Levy was an Ashkenazi Jew who arrived in Amsterdam in 1654, weeks before Sephardic Jews arrived from Brazil. He was a “sworn butcher” and was also involved in trade.
Episodes from the life of Asser Levy appear in the records of both the NYC Municipal Archives and the City of Amsterdam Archives. A selection of episodes is excerpted below.
Asser Levy is in court to demand repayment of a loan made in Jamaica to Ricke Nounes. Levy claims to have lent her 8.5 pieces of eight and 15 guilders for a waistcoat and other items. Nounes acknowledgesthat she and her husband owe Levy, but claims she also lent Levy money for freight, so that the balance due is less than that specified by him. Levy rejects this account. The court refers the parties to arbitrators to settle the dispute.
Solomon Pietersen, attorney for Rycke Nounes, demands repayment of a loan of 105.18 guilders from Levy, which Nounes lent him to pay for his freight from the West Indies. Levy claims he is not bound to pay, and also that he is unable to pay. The court finds for Nounes, ordering Levy to pay the sum or otherwise come to some agreement with Pietersen within 14 days.
Director General Peter Stuyvesant summons a group of inhabitants to court for their “voluntary contribution and taxation” as authorized by a Resolution adopted at the Fort. Asser Levy’s tax amount is 6 guilders. Jacob Barsimon, another Jewish resident of New Amsterdam, is assessed at the same amount.
Asser Levy is involved in business on behalf of a client, Abraham Cohen of Amsterdam. Cohen lends 1,625 guilders to the Pluviers, a newly arrived married couple in New Amsterdam. Once they have sold enough beavers, Levy will see that they repay their debt to Cohen.
Cornelis Jansen Pluvier, burgher and inhabitant of the city, acknowledges and declares to be well and truly indebted unto “Asser Levy, a Jew, co-burgher and inhabitant here,” for the sum of 1625 guilders and 20 stivers. Pluvier pledges his house and lot on Heere Street near the City Wall.
Levy is back in Amsterdam for a short time, where he gets into a financial conflict with a few other Ashkenazi Jews. Alexander Pollac, according to this attestation, has a debt with Compris Pos, while Levy has to repay 120 rijksdaalders to Pollac. Levy proposes to subtract the amounts from each other, but Pollac doesn’t agree.
Levy departs Amsterdam, headed for Germany. He authorizes Isaac Gamies to repay his debt of 120 rijksdaalders to Pollac.
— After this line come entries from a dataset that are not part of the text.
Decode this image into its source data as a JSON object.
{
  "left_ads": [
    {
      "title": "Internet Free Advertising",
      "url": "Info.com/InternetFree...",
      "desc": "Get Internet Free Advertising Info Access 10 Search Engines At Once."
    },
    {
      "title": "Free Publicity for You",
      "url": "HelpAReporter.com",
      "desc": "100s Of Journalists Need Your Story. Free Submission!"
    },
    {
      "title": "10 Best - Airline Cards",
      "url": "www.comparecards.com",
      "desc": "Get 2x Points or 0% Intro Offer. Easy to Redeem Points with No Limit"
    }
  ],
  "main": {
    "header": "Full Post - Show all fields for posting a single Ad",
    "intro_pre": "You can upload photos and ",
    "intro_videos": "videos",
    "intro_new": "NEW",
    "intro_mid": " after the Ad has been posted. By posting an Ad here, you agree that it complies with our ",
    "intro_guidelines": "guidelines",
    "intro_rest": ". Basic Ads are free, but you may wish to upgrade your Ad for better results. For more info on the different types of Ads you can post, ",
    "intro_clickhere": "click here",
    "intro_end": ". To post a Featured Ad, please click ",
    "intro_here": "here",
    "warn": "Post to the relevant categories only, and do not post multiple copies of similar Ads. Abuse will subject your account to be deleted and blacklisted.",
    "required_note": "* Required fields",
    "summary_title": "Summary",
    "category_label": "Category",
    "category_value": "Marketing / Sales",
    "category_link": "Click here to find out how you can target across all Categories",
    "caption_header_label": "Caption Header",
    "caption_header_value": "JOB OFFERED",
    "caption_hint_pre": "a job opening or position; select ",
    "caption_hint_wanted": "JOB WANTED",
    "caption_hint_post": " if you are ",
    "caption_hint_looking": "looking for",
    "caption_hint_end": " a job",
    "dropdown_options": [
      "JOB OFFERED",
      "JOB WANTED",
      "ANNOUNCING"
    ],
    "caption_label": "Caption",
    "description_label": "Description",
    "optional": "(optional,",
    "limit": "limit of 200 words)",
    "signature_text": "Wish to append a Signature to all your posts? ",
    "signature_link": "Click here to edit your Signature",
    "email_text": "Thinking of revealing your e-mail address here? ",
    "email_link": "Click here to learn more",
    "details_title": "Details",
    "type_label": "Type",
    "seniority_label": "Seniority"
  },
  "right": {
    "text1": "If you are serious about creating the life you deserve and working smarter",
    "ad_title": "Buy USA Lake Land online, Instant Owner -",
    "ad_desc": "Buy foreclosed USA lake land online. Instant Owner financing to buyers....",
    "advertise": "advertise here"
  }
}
Pos authorizes Gamies to resolve his outstanding business as well.
Levy brings a case against Frans Janzen van Hooghten, alleging that he failed to complete construction of a house Levy rents from Wessel Eversen the Fisher. Van Hooghten claims that there was no deadline, and moreover he is waiting on roofing materials, but Levy asserts that the roof is long finished and that van Hooghten has just gone on to other projects. The court orders van Hooghten to finish the house immediately.
A group of 100 burghers and residents agree to make a loan to the city for the colony’s defense from the English, in exchange for the Director General and Council giving over the excise on beer and wine. It is specified that the loan must be repaid at 10% interest within five years. Asser Levy pledges 100 guilders for the loan.
Asser Levy purchases a parcel of land from Jacob Young for sixteen hundred guilders wampum. The deed, written in English, lists Levy's occupation as merchant.
Questions to consider:
- Levy, like most residents of New Amsterdam, is involved in a variety of cases before the Court of Burgomasters and Schepens. How would you describe Levy’s involvement in these different cases?
- What do these cases tell us about Asser Levy’s early business activities?
- Compare Levy’s voluntary contribution of October 1655 to his pledge in February 1664. To what extent can these records be used to evaluate Levy’s success during his first decade in New Amsterdam?